Be a Diplomat – and Venues will Refer You To Clients
A major problem venues run into with their wedding planner colleagues are how biased they can be towards their clients. Now, of course, your client comes first. But, clients are always right. Yet, some event planners will take their clients’ completely unrealistic and unfair requests to the hotel or venue and make foolish and rude demands on their behalf. Instead, the planner should lovingly and calmly educate their clients on how to modulate their request to be reasonable and realistic. Wedding planners who do this not only have clients who appreciate their expertise and credibility, but they immediately rise to the top of most venues’ lists for referrals. The majority of my referral business came from venues.
It’s all about your network! For this wedding, the hotel (Crowne Plaza Redondo Beach) referred me to the couple; then I referred them to the tent vendor (LM Productions), the DJ (Vox DJs), and the florist (Lotus and Lily). Photo by Nicole Caldwell Photography.
How do you promote your wedding planning business?
Good question – it’s different for everyone. AND – for every region. I’m just gonna come out and say it, but here in L.A., using web platforms to advertise businesses really don’t seem to work enough for vendors out here, enough to achieve a meaningful ROI, anyways. But, in other regions, these web platforms may work like gangbusters. In my experience, clients here are investing a lot of money in we vendors (because we live in a big, expensive city, so we have to charge more, natch), and they don’t just want to grab a few names on line – they want someone they can trust. Perhaps a DJ or even a caterer can be found online, but a wedding planner? That person is holding the keys to your entire event, and they know a lot of personal and financial information about you. And you can ‘fake’ your portfolio – or at least embellish it- pretty easily. Crazily enough, some wedding vendors and planners out here don’t even have websites. (Obviously that’s not best practice, but it shows you how powerful word of mouth is out here.)

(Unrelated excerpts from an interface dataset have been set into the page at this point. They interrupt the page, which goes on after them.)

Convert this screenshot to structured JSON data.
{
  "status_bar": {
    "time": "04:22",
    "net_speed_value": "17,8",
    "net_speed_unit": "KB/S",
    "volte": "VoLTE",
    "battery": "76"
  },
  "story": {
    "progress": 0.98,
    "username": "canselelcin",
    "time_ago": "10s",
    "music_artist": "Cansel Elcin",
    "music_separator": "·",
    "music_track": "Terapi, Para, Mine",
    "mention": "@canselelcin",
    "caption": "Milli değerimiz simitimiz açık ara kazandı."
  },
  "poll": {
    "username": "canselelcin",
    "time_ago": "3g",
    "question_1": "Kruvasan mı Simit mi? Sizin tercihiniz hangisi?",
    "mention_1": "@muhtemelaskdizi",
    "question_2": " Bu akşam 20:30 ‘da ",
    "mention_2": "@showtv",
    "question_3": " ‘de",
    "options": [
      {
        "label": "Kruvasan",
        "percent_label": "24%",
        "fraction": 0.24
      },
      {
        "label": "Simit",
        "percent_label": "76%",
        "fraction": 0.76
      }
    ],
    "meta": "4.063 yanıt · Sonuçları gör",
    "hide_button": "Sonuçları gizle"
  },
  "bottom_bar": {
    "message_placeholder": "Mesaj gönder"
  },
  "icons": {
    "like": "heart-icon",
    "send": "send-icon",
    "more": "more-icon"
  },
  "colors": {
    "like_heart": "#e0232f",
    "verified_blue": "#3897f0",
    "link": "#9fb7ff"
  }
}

That said, there are a lot of free websites and online portals where you can advertise for free – and you never know. All you invest with these outlets is time, so it’s worth a try. But tread carefully, ask lots of questions, and secure case studies from your niche and region before paying big bucks to advertise your wedding planning business.
Tie Up Those Loose Ends
Clients are more likely to refer you if you have no loose ends left with them after their event. Sometimes, clients will have lots of questions or issues with the end of their event unless you pre-empt the situation. For example, always point out to multiple people, not just the couple, where their gift cards are in person to them before you leave, and take photos of where they are safely stored (I learned to do this after a 2am phone call from a mother of the bride who panicked because the bride and groom didn’t show them where they were when they gave them all their gifts at the end of the night). If a vendor showed up late or you had an issue with timing due to circumstances beyond your control, be sure to calmly alert them in a friendly follow up email. If they feel you did a thorough job with concise follow-up, they’ll be more likely to refer you.
Network, Network, Network!
Go to as many networking events in and out of your industry as possible. The fun of being a wedding planner means lots of wining, dining, and schmoozing. Strike friendly and warm conversations; followup the next day or two with an email, and follow your new connections on social channels. Often an event will clash with another one (they always seem to be on the same night!) so strategize wisely to stop by as many as you can. Forming bonds and supportive connections means more referrals – and most of all, those connections mean warm friendships and support in an often demanding industry.
Have any questions? Email me anytime at email@example.com!